§ YOUR ASSIGNMENT: Each line in the records below that has the word "image" should be copied.

==== SOURCE DATA ====

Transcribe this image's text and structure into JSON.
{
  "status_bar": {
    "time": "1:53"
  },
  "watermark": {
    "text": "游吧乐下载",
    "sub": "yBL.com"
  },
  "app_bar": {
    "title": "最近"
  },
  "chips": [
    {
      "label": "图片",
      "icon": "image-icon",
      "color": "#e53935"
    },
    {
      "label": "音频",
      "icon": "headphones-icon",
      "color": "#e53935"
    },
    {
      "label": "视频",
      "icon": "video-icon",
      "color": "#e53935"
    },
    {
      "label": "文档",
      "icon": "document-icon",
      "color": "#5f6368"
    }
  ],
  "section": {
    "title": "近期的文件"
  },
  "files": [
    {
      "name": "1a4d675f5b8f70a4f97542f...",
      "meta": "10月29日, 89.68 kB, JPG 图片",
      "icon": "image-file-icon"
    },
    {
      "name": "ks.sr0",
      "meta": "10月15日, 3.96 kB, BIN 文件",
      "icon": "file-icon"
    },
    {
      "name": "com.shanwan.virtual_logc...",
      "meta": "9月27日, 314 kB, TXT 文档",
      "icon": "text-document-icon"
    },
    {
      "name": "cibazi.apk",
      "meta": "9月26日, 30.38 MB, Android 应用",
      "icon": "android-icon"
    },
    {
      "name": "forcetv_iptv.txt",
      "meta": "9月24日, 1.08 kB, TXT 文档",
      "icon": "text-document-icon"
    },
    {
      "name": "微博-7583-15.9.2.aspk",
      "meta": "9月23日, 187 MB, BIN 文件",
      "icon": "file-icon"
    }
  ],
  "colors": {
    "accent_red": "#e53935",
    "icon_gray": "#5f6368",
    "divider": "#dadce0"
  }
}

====

§ EXERCISE ANSWER:
Transcribe this image's text and structure into JSON.
      "icon": "image-icon",
      "icon": "image-file-icon"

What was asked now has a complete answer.